Once you have decided on a topic, the next step involves formulating an answer. Your answer should include the question and some of the prompt, if there is one. The answer you choose will become the thesis statement - the sentence that guides the construction of the paper. Everything you write about will refer back to the thesis statement in some way. Once you have your thesis statement, you will want to create a rough outline that will help you determine the arguments you will use to support the claim.
What to Include in the Introduction
The introduction of the essay is the first section you will write. This part includes a hook, a bridge, and the thesis. The hook catches the reader’s attention using methods like startling statistics, funny anecdotes, or thoughtful quotes. The bridge connects the hook to the thesis, which is the main idea of your essay.
Give Priority to the Body Paragraphs
Once your introduction is written and you have established with argumentative essay topics you will be debating, the body paragraphs are next. These body paragraphs break down the thesis into smaller pieces so you can clearly support the mini arguments that bring the full claim to life. Many professors require their students to include counter arguments, so the students can show why those with opposing opinions are incorrect. The counter argument usually goes in its very own paragraph. All of the body paragraphs should include evidence that is well explained. For example, if you are writing about why students should all participate in athletics, you will want to use research about obesity and lack of activity in school-age children.
End the Essay on a Strong Reflective Paragraph
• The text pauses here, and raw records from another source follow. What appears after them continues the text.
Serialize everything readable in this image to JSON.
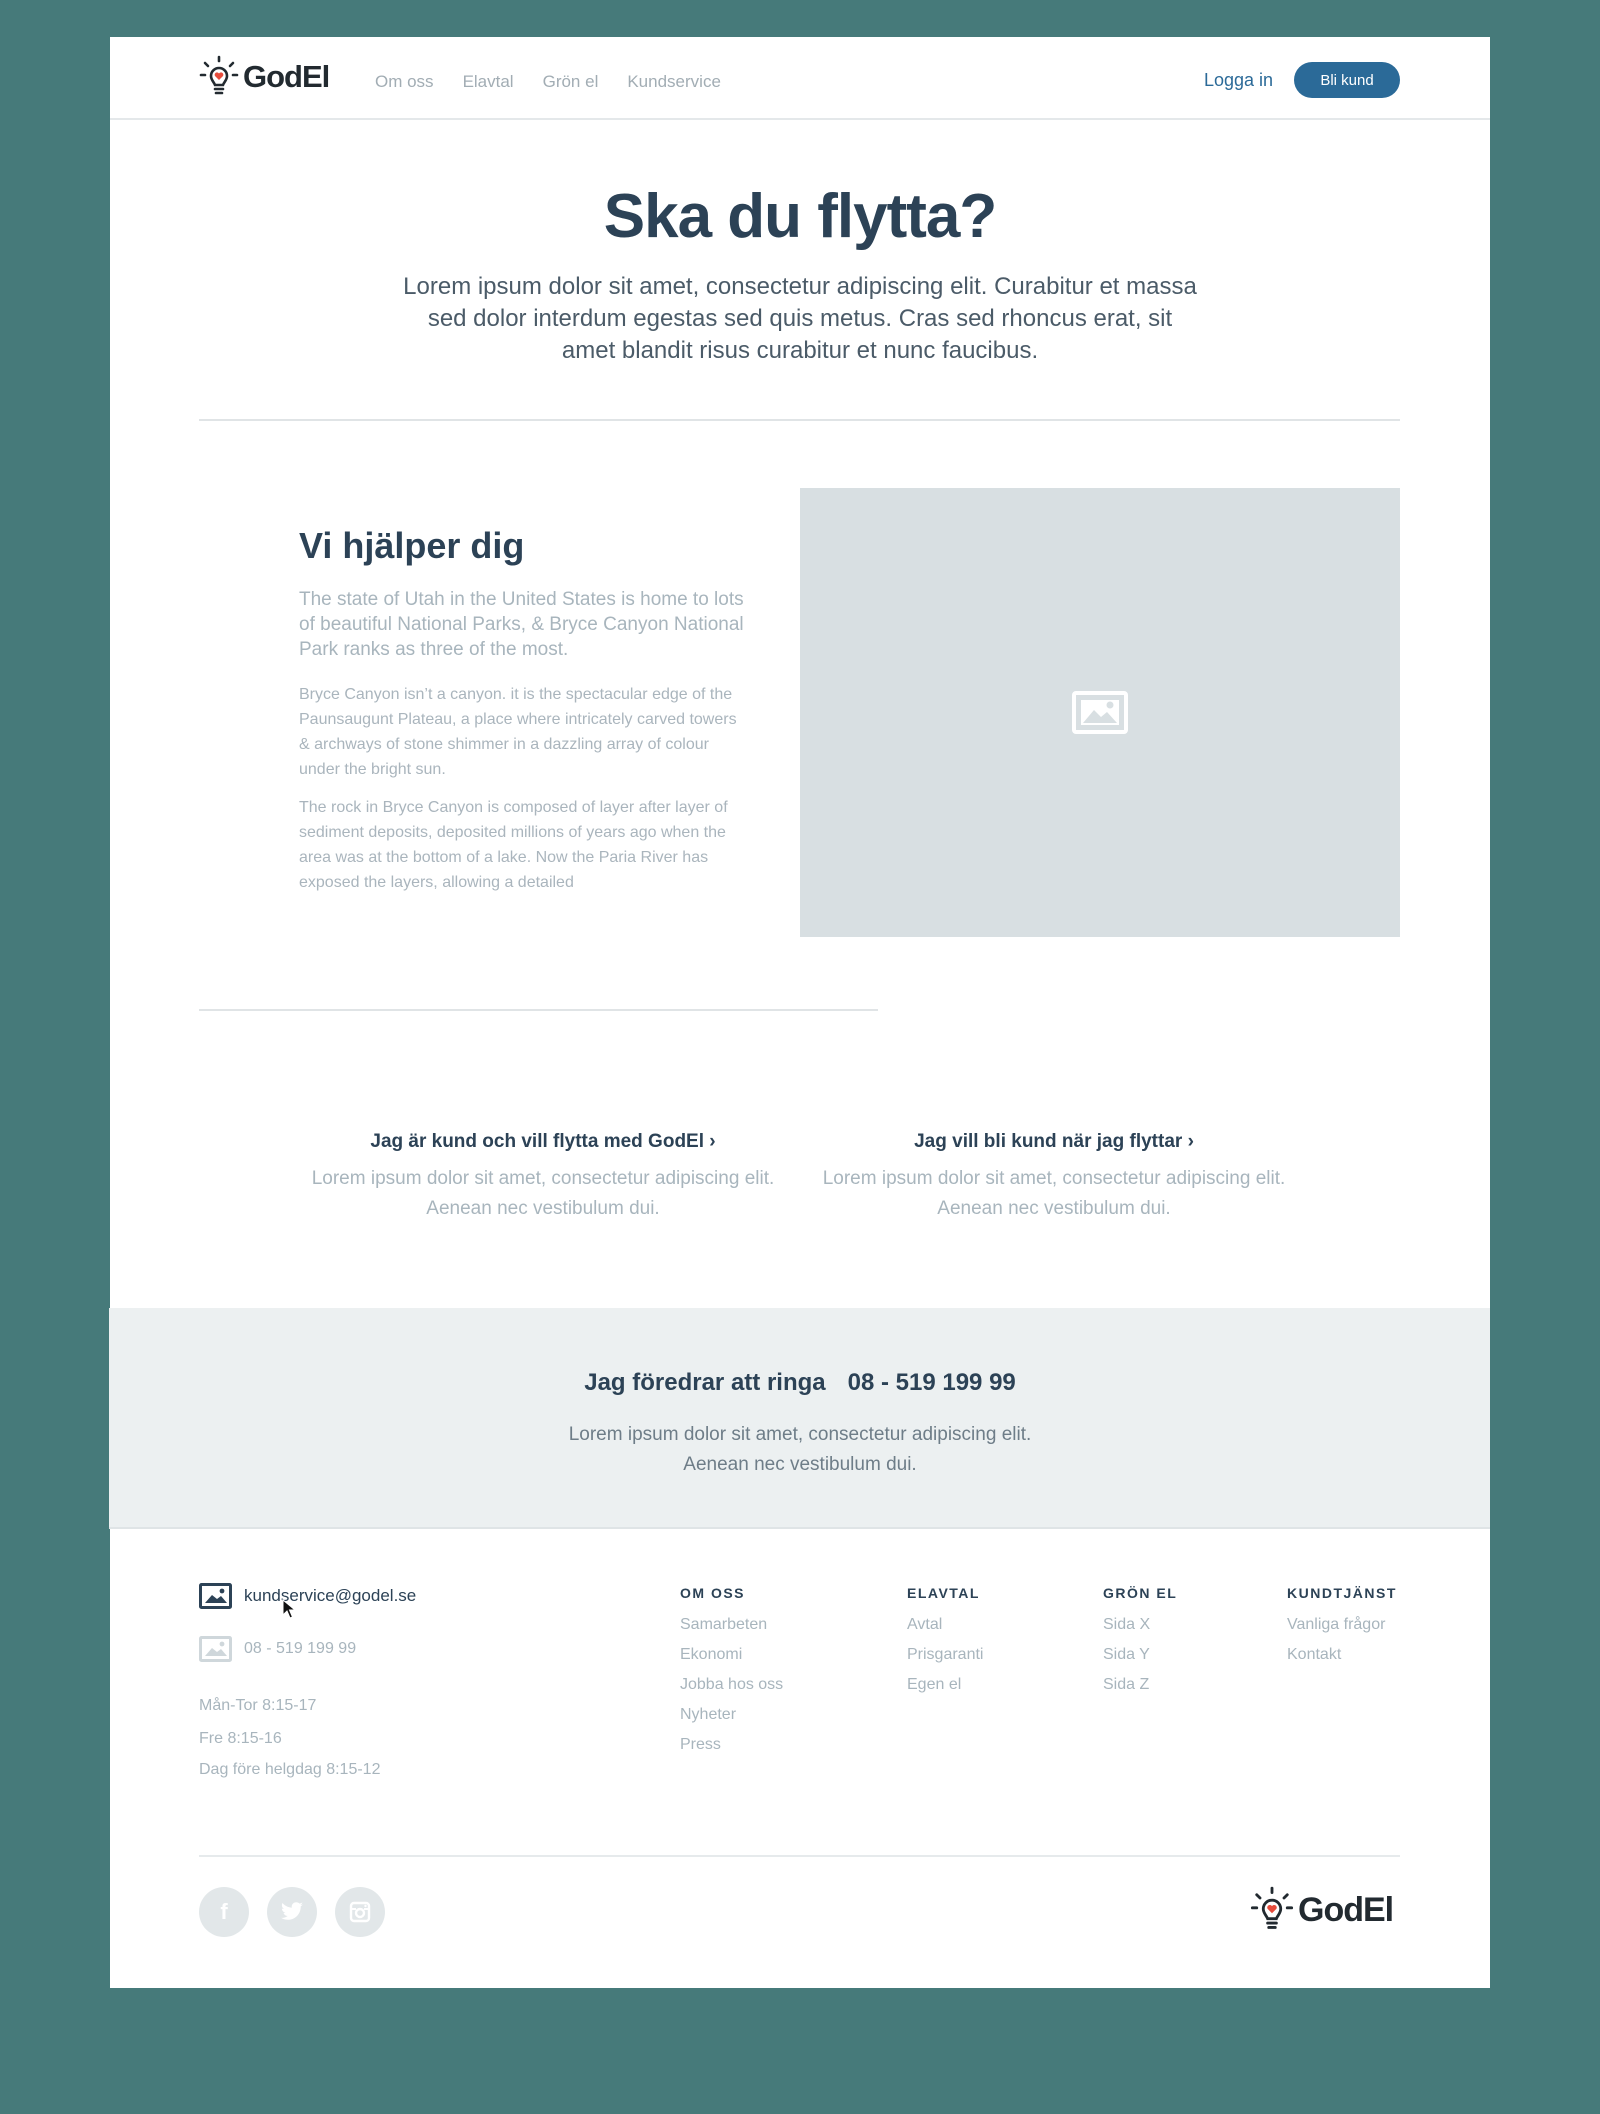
{
  "brand": {
    "name": "GodEl"
  },
  "nav": {
    "items": [
      {
        "label": "Om oss"
      },
      {
        "label": "Elavtal"
      },
      {
        "label": "Grön el"
      },
      {
        "label": "Kundservice"
      }
    ],
    "login_label": "Logga in",
    "cta_label": "Bli kund"
  },
  "hero": {
    "title": "Ska du flytta?",
    "text": "Lorem ipsum dolor sit amet, consectetur adipiscing elit. Curabitur et massa sed dolor interdum egestas sed quis metus. Cras sed rhoncus erat, sit amet blandit risus curabitur et nunc faucibus."
  },
  "help": {
    "title": "Vi hjälper dig",
    "lead": "The state of Utah in the United States is home to lots of beautiful National Parks, & Bryce Canyon National Park ranks as three of the most.",
    "paragraphs": [
      "Bryce Canyon isn’t a canyon. it is the spectacular edge of the Paunsaugunt Plateau, a place where intricately carved towers & archways of stone shimmer in a dazzling array of colour under the bright sun.",
      "The rock in Bryce Canyon is composed of layer after layer of sediment deposits, deposited millions of years ago when the area was at the bottom of a lake. Now the Paria River has exposed the layers, allowing a detailed"
    ],
    "image_icon": "image-placeholder-icon"
  },
  "options": [
    {
      "title": "Jag är kund och vill flytta med GodEl",
      "chevron": "›",
      "text": "Lorem ipsum dolor sit amet, consectetur adipiscing elit. Aenean nec vestibulum dui."
    },
    {
      "title": "Jag vill bli kund när jag flyttar",
      "chevron": "›",
      "text": "Lorem ipsum dolor sit amet, consectetur adipiscing elit. Aenean nec vestibulum dui."
    }
  ],
  "call": {
    "title": "Jag föredrar att ringa",
    "number": "08 - 519 199 99",
    "text_line1": "Lorem ipsum dolor sit amet, consectetur adipiscing elit.",
    "text_line2": "Aenean nec vestibulum dui."
  },
  "footer": {
    "email": "kundservice@godel.se",
    "phone": "08 - 519 199 99",
    "hours": [
      "Mån-Tor 8:15-17",
      "Fre 8:15-16",
      "Dag före helgdag 8:15-12"
    ],
    "columns": [
      {
        "heading": "OM OSS",
        "items": [
          "Samarbeten",
          "Ekonomi",
          "Jobba hos oss",
          "Nyheter",
          "Press"
        ]
      },
      {
        "heading": "ELAVTAL",
        "items": [
          "Avtal",
          "Prisgaranti",
          "Egen el"
        ]
      },
      {
        "heading": "GRÖN EL",
        "items": [
          "Sida X",
          "Sida Y",
          "Sida Z"
        ]
      },
      {
        "heading": "KUNDTJÄNST",
        "items": [
          "Vanliga frågor",
          "Kontakt"
        ]
      }
    ],
    "socials": [
      {
        "icon": "facebook-icon",
        "glyph": "f"
      },
      {
        "icon": "twitter-icon",
        "glyph": ""
      },
      {
        "icon": "instagram-icon",
        "glyph": ""
      }
    ]
  },
  "colors": {
    "background": "#467a7a",
    "primary": "#2b6a98",
    "heading": "#2c4256",
    "muted": "#a8b5bd",
    "band": "#ecf0f1",
    "logo_heart": "#e74c3c"
  }
}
You will then end the essay with a thoughtful and reflective conclusion. Simply restate your main idea and include the best support you have so you reader will have one last chance to see yor ideas and why they are correct.